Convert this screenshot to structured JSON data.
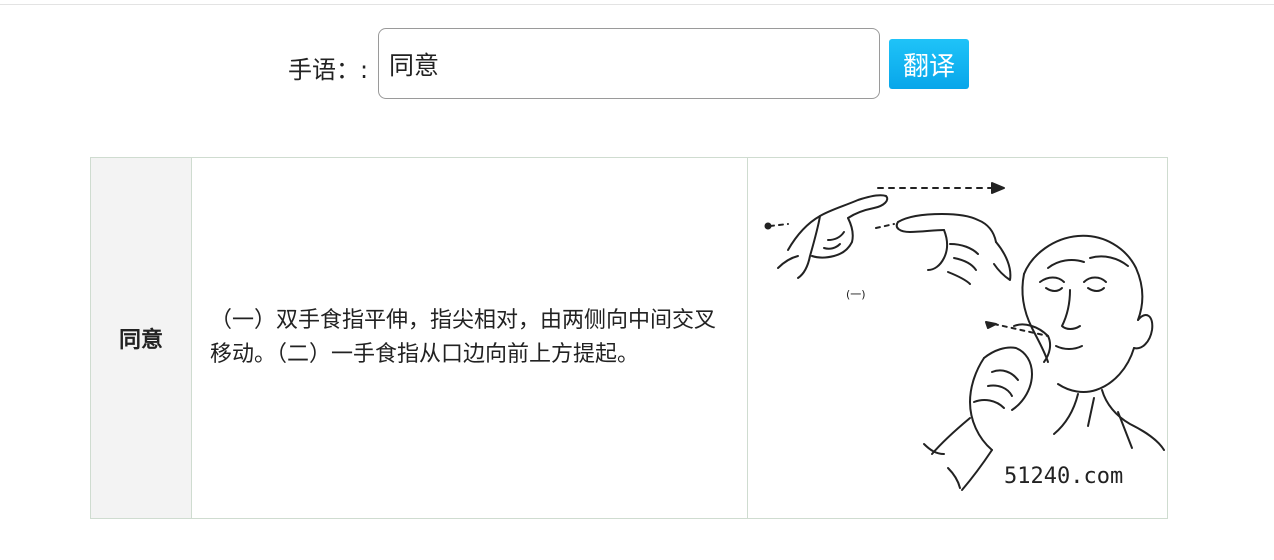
{
  "search": {
    "label": "手语：:",
    "value": "同意",
    "button_label": "翻译",
    "button_color": "#0bb0f0"
  },
  "result": {
    "word": "同意",
    "description": "（一）双手食指平伸，指尖相对，由两侧向中间交叉移动。（二）一手食指从口边向前上方提起。",
    "image": {
      "icon": "sign-language-illustration",
      "marker_label": "(一)",
      "watermark": "51240.com"
    }
  }
}
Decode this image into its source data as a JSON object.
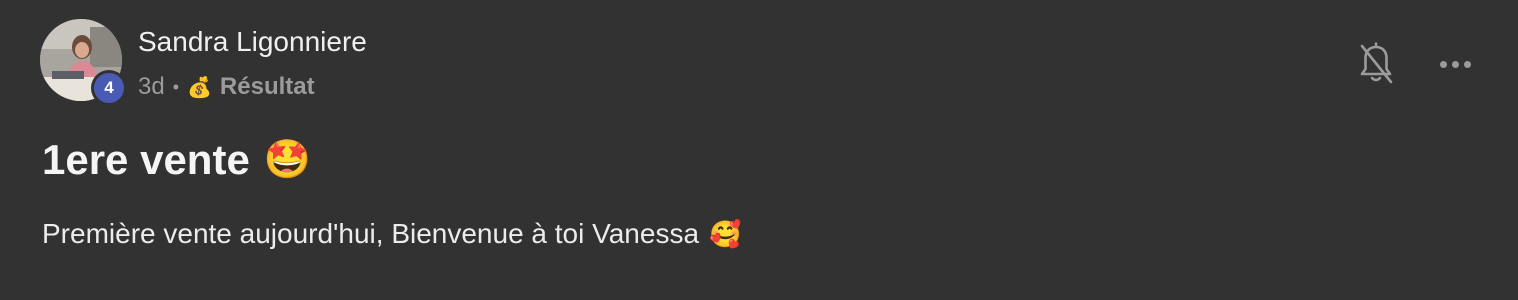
{
  "post": {
    "author": {
      "name": "Sandra Ligonniere",
      "level": "4",
      "avatar_icon": "user-photo-avatar"
    },
    "meta": {
      "age": "3d",
      "separator": "•",
      "category_emoji": "💰",
      "category": "Résultat"
    },
    "actions": {
      "notifications_icon": "bell-off-icon",
      "more_icon": "more-horizontal-icon"
    },
    "title": "1ere vente",
    "title_emoji": "🤩",
    "body": "Première vente aujourd'hui, Bienvenue à toi Vanessa",
    "body_emoji": "🥰"
  },
  "colors": {
    "background": "#323232",
    "badge": "#4a5bb3",
    "muted_text": "#9b9b9b",
    "primary_text": "#f0f0f0"
  }
}
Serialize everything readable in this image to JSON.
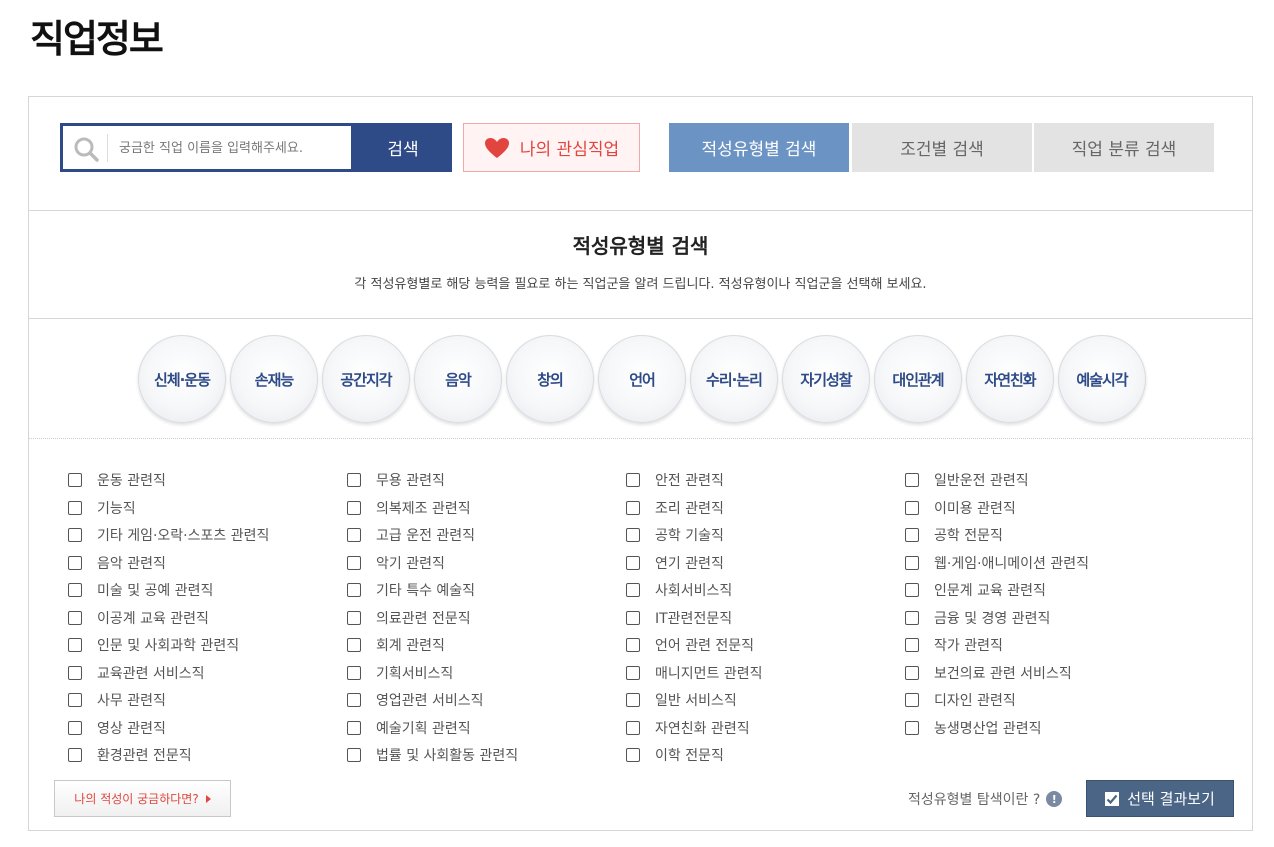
{
  "page": {
    "title": "직업정보"
  },
  "topbar": {
    "search_placeholder": "궁금한 직업 이름을 입력해주세요.",
    "search_button": "검색",
    "favorites_button": "나의 관심직업",
    "tabs": [
      {
        "label": "적성유형별 검색",
        "active": true
      },
      {
        "label": "조건별 검색",
        "active": false
      },
      {
        "label": "직업 분류 검색",
        "active": false
      }
    ]
  },
  "intro": {
    "title": "적성유형별 검색",
    "description": "각 적성유형별로 해당 능력을 필요로 하는 직업군을 알려 드립니다. 적성유형이나 직업군을 선택해 보세요."
  },
  "aptitude_types": [
    "신체·운동",
    "손재능",
    "공간지각",
    "음악",
    "창의",
    "언어",
    "수리·논리",
    "자기성찰",
    "대인관계",
    "자연친화",
    "예술시각"
  ],
  "job_groups": [
    [
      "운동 관련직",
      "기능직",
      "기타 게임·오락·스포츠 관련직",
      "음악 관련직",
      "미술 및 공예 관련직",
      "이공계 교육 관련직",
      "인문 및 사회과학 관련직",
      "교육관련 서비스직",
      "사무 관련직",
      "영상 관련직",
      "환경관련 전문직"
    ],
    [
      "무용 관련직",
      "의복제조 관련직",
      "고급 운전 관련직",
      "악기 관련직",
      "기타 특수 예술직",
      "의료관련 전문직",
      "회계 관련직",
      "기획서비스직",
      "영업관련 서비스직",
      "예술기획 관련직",
      "법률 및 사회활동 관련직"
    ],
    [
      "안전 관련직",
      "조리 관련직",
      "공학 기술직",
      "연기 관련직",
      "사회서비스직",
      "IT관련전문직",
      "언어 관련 전문직",
      "매니지먼트 관련직",
      "일반 서비스직",
      "자연친화 관련직",
      "이학 전문직"
    ],
    [
      "일반운전 관련직",
      "이미용 관련직",
      "공학 전문직",
      "웹·게임·애니메이션 관련직",
      "인문계 교육 관련직",
      "금융 및 경영 관련직",
      "작가 관련직",
      "보건의료 관련 서비스직",
      "디자인 관련직",
      "농생명산업 관련직"
    ]
  ],
  "footer": {
    "aptitude_button": "나의 적성이 궁금하다면?",
    "help_text": "적성유형별 탐색이란 ?",
    "result_button": "선택 결과보기"
  },
  "colors": {
    "primary": "#2e4b88",
    "active_tab": "#6b93c4",
    "accent_red": "#e2453f",
    "result_button": "#4a6585"
  }
}
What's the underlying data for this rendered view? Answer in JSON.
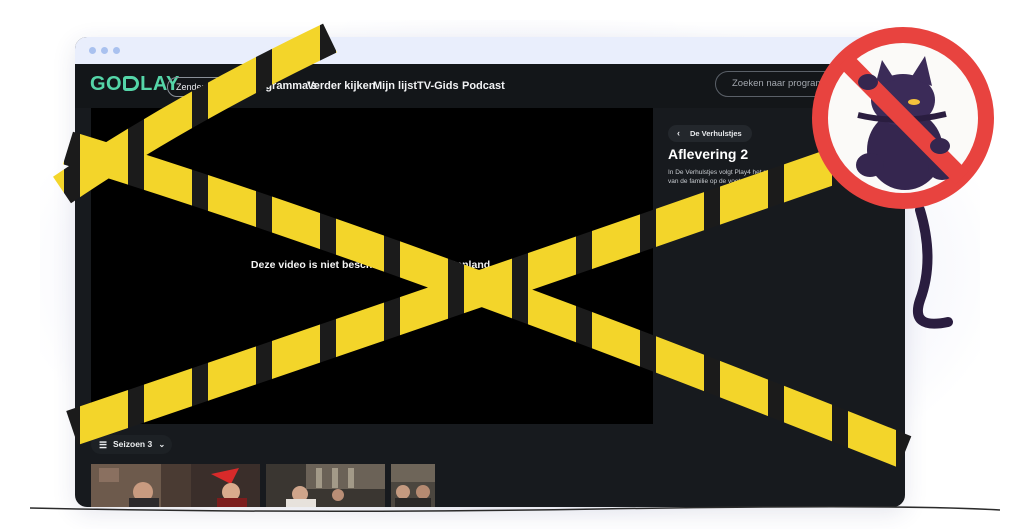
{
  "browser": {
    "dot_color": "#a9c1ef"
  },
  "header": {
    "logo_left": "GO",
    "logo_right": "LAY",
    "zender_label": "Zender",
    "nav_items": [
      {
        "label": "Programma's"
      },
      {
        "label": "Verder kijken"
      },
      {
        "label": "Mijn lijst"
      },
      {
        "label": "TV-Gids"
      },
      {
        "label": "Podcast"
      }
    ],
    "search_placeholder": "Zoeken naar programma"
  },
  "player": {
    "message": "Deze video is niet beschikbaar in het buitenland."
  },
  "episode": {
    "back_label": "De Verhulstjes",
    "title": "Aflevering 2",
    "description": "In De Verhulstjes volgt Play4 het reilen en zeilen van de familie op de voet"
  },
  "season": {
    "label": "Seizoen 3"
  },
  "colors": {
    "brand": "#55d5a8",
    "tape_yellow": "#f3d52a",
    "tape_stripe": "#1b1b1b",
    "prohibited_red": "#e8433f"
  },
  "icons": {
    "back": "chevron-left-icon",
    "season_list": "list-icon",
    "season_dropdown": "chevron-down-icon",
    "zender_dropdown": "chevron-down-icon",
    "overlay": "prohibited-sign-icon"
  }
}
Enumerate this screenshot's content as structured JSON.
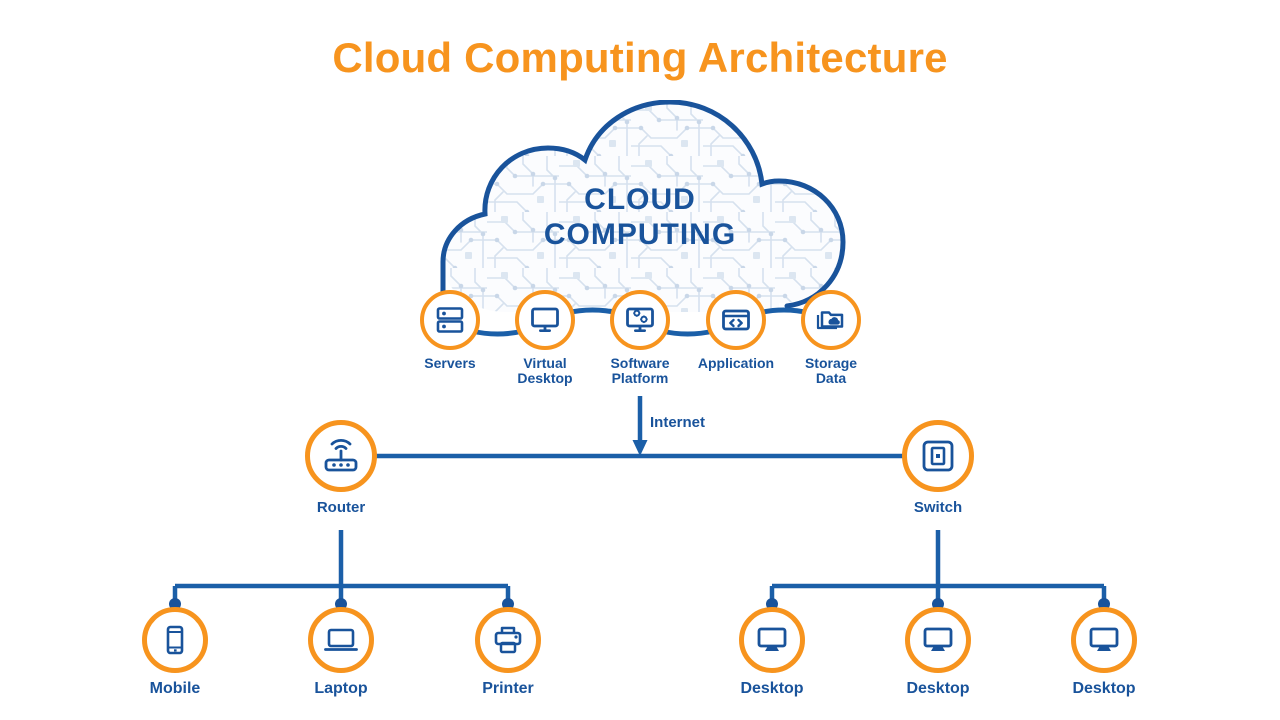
{
  "page": {
    "title": "Cloud Computing Architecture",
    "background": "#FFFFFF"
  },
  "colors": {
    "accent_orange": "#F7941E",
    "brand_blue": "#19539B",
    "line_blue": "#1B5FA8",
    "circuit_pattern": "#D9E3EE"
  },
  "cloud": {
    "label_line1": "CLOUD",
    "label_line2": "COMPUTING",
    "pattern_name": "circuit-board-pattern"
  },
  "cloud_services": [
    {
      "label": "Servers",
      "icon": "server-rack-icon"
    },
    {
      "label": "Virtual\nDesktop",
      "icon": "monitor-icon"
    },
    {
      "label": "Software\nPlatform",
      "icon": "monitor-gears-icon"
    },
    {
      "label": "Application",
      "icon": "code-window-icon"
    },
    {
      "label": "Storage\nData",
      "icon": "folder-cloud-icon"
    }
  ],
  "internet": {
    "label": "Internet",
    "arrow": "arrow-down-icon"
  },
  "network": [
    {
      "label": "Router",
      "icon": "router-icon"
    },
    {
      "label": "Switch",
      "icon": "switch-icon"
    }
  ],
  "devices_left": [
    {
      "label": "Mobile",
      "icon": "smartphone-icon"
    },
    {
      "label": "Laptop",
      "icon": "laptop-icon"
    },
    {
      "label": "Printer",
      "icon": "printer-icon"
    }
  ],
  "devices_right": [
    {
      "label": "Desktop",
      "icon": "desktop-monitor-icon"
    },
    {
      "label": "Desktop",
      "icon": "desktop-monitor-icon"
    },
    {
      "label": "Desktop",
      "icon": "desktop-monitor-icon"
    }
  ]
}
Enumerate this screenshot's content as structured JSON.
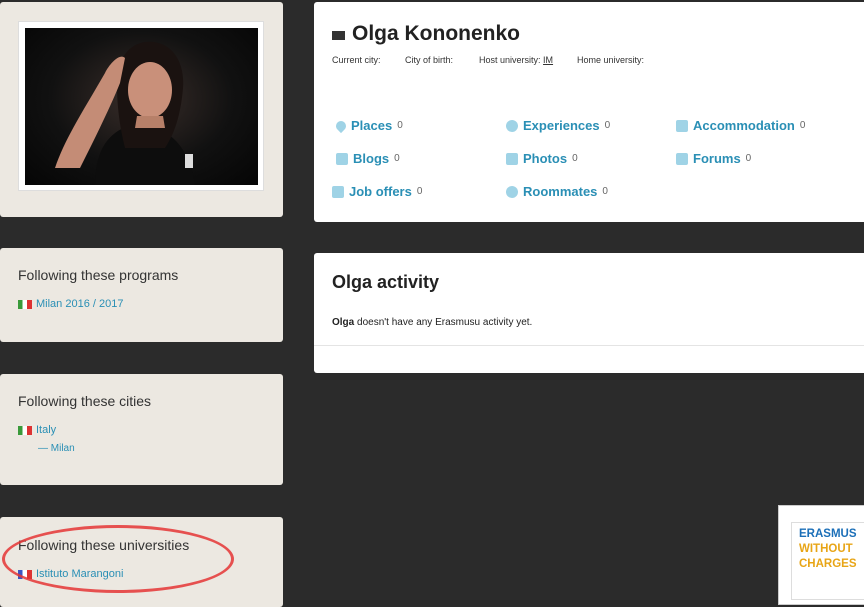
{
  "profile": {
    "name": "Olga Kononenko",
    "current_city_label": "Current city:",
    "city_of_birth_label": "City of birth:",
    "host_university_label": "Host university:",
    "host_university_value": "IM",
    "home_university_label": "Home university:"
  },
  "stats": [
    {
      "label": "Places",
      "count": "0",
      "icon": "map-pin-icon"
    },
    {
      "label": "Experiences",
      "count": "0",
      "icon": "info-icon"
    },
    {
      "label": "Accommodation",
      "count": "0",
      "icon": "building-icon"
    },
    {
      "label": "Blogs",
      "count": "0",
      "icon": "blog-icon"
    },
    {
      "label": "Photos",
      "count": "0",
      "icon": "photo-icon"
    },
    {
      "label": "Forums",
      "count": "0",
      "icon": "forum-icon"
    },
    {
      "label": "Job offers",
      "count": "0",
      "icon": "briefcase-icon"
    },
    {
      "label": "Roommates",
      "count": "0",
      "icon": "people-icon"
    }
  ],
  "programs": {
    "title": "Following these programs",
    "items": [
      "Milan 2016 / 2017"
    ]
  },
  "cities": {
    "title": "Following these cities",
    "country": "Italy",
    "city": "— Milan"
  },
  "universities": {
    "title": "Following these universities",
    "items": [
      "Istituto Marangoni"
    ]
  },
  "activity": {
    "title": "Olga activity",
    "name": "Olga",
    "text": " doesn't have any Erasmusu activity yet."
  },
  "ad": {
    "line1": "ERASMUS",
    "line2": "WITHOUT",
    "line3": "CHARGES"
  },
  "colors": {
    "link": "#2a8fb5",
    "background": "#2b2b2b",
    "side_card": "#ece8e1",
    "annotation": "#e53535"
  }
}
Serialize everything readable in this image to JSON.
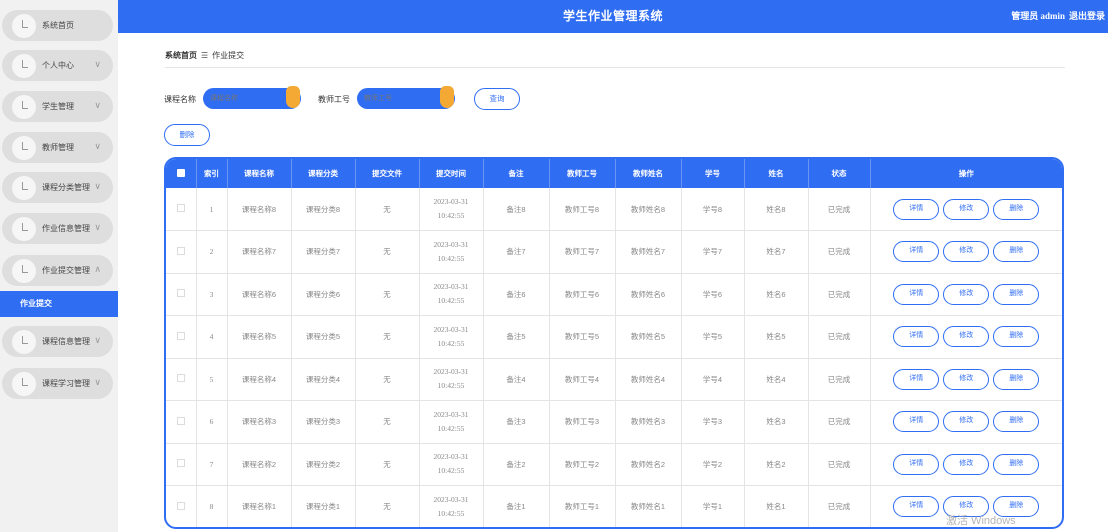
{
  "header": {
    "title": "学生作业管理系统",
    "user": "管理员 admin",
    "logout": "退出登录"
  },
  "sidebar": {
    "items": [
      {
        "label": "系统首页",
        "chevron": ""
      },
      {
        "label": "个人中心",
        "chevron": "∨"
      },
      {
        "label": "学生管理",
        "chevron": "∨"
      },
      {
        "label": "教师管理",
        "chevron": "∨"
      },
      {
        "label": "课程分类管理",
        "chevron": "∨"
      },
      {
        "label": "作业信息管理",
        "chevron": "∨"
      },
      {
        "label": "作业提交管理",
        "chevron": "∧"
      },
      {
        "label": "课程信息管理",
        "chevron": "∨"
      },
      {
        "label": "课程学习管理",
        "chevron": "∨"
      }
    ],
    "active_sub": "作业提交"
  },
  "breadcrumb": {
    "home": "系统首页",
    "sep": "☰",
    "current": "作业提交"
  },
  "search": {
    "course_label": "课程名称",
    "course_placeholder": "课程名称",
    "teacher_label": "教师工号",
    "teacher_placeholder": "教师工号",
    "query_button": "查询"
  },
  "toolbar": {
    "delete_button": "删除"
  },
  "table": {
    "columns": [
      "索引",
      "课程名称",
      "课程分类",
      "提交文件",
      "提交时间",
      "备注",
      "教师工号",
      "教师姓名",
      "学号",
      "姓名",
      "状态",
      "操作"
    ],
    "actions": {
      "detail": "详情",
      "edit": "修改",
      "delete": "删除"
    },
    "rows": [
      {
        "index": "1",
        "course": "课程名称8",
        "category": "课程分类8",
        "file": "无",
        "time": "2023-03-31 10:42:55",
        "note": "备注8",
        "teacher_id": "教师工号8",
        "teacher_name": "教师姓名8",
        "student_id": "学号8",
        "name": "姓名8",
        "status": "已完成"
      },
      {
        "index": "2",
        "course": "课程名称7",
        "category": "课程分类7",
        "file": "无",
        "time": "2023-03-31 10:42:55",
        "note": "备注7",
        "teacher_id": "教师工号7",
        "teacher_name": "教师姓名7",
        "student_id": "学号7",
        "name": "姓名7",
        "status": "已完成"
      },
      {
        "index": "3",
        "course": "课程名称6",
        "category": "课程分类6",
        "file": "无",
        "time": "2023-03-31 10:42:55",
        "note": "备注6",
        "teacher_id": "教师工号6",
        "teacher_name": "教师姓名6",
        "student_id": "学号6",
        "name": "姓名6",
        "status": "已完成"
      },
      {
        "index": "4",
        "course": "课程名称5",
        "category": "课程分类5",
        "file": "无",
        "time": "2023-03-31 10:42:55",
        "note": "备注5",
        "teacher_id": "教师工号5",
        "teacher_name": "教师姓名5",
        "student_id": "学号5",
        "name": "姓名5",
        "status": "已完成"
      },
      {
        "index": "5",
        "course": "课程名称4",
        "category": "课程分类4",
        "file": "无",
        "time": "2023-03-31 10:42:55",
        "note": "备注4",
        "teacher_id": "教师工号4",
        "teacher_name": "教师姓名4",
        "student_id": "学号4",
        "name": "姓名4",
        "status": "已完成"
      },
      {
        "index": "6",
        "course": "课程名称3",
        "category": "课程分类3",
        "file": "无",
        "time": "2023-03-31 10:42:55",
        "note": "备注3",
        "teacher_id": "教师工号3",
        "teacher_name": "教师姓名3",
        "student_id": "学号3",
        "name": "姓名3",
        "status": "已完成"
      },
      {
        "index": "7",
        "course": "课程名称2",
        "category": "课程分类2",
        "file": "无",
        "time": "2023-03-31 10:42:55",
        "note": "备注2",
        "teacher_id": "教师工号2",
        "teacher_name": "教师姓名2",
        "student_id": "学号2",
        "name": "姓名2",
        "status": "已完成"
      },
      {
        "index": "8",
        "course": "课程名称1",
        "category": "课程分类1",
        "file": "无",
        "time": "2023-03-31 10:42:55",
        "note": "备注1",
        "teacher_id": "教师工号1",
        "teacher_name": "教师姓名1",
        "student_id": "学号1",
        "name": "姓名1",
        "status": "已完成"
      }
    ]
  },
  "watermark": "激活 Windows",
  "colors": {
    "primary": "#2f6df3",
    "accent": "#f4a935",
    "sidebar_bg": "#f1f1f1",
    "menu_item_bg": "#dedede"
  }
}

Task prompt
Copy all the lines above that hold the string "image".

Answer to this problem
    "image": {
Decode this image into its source data as a JSON object.
Serialize everything readable in this image to JSON.
Serialize everything readable in this image to JSON.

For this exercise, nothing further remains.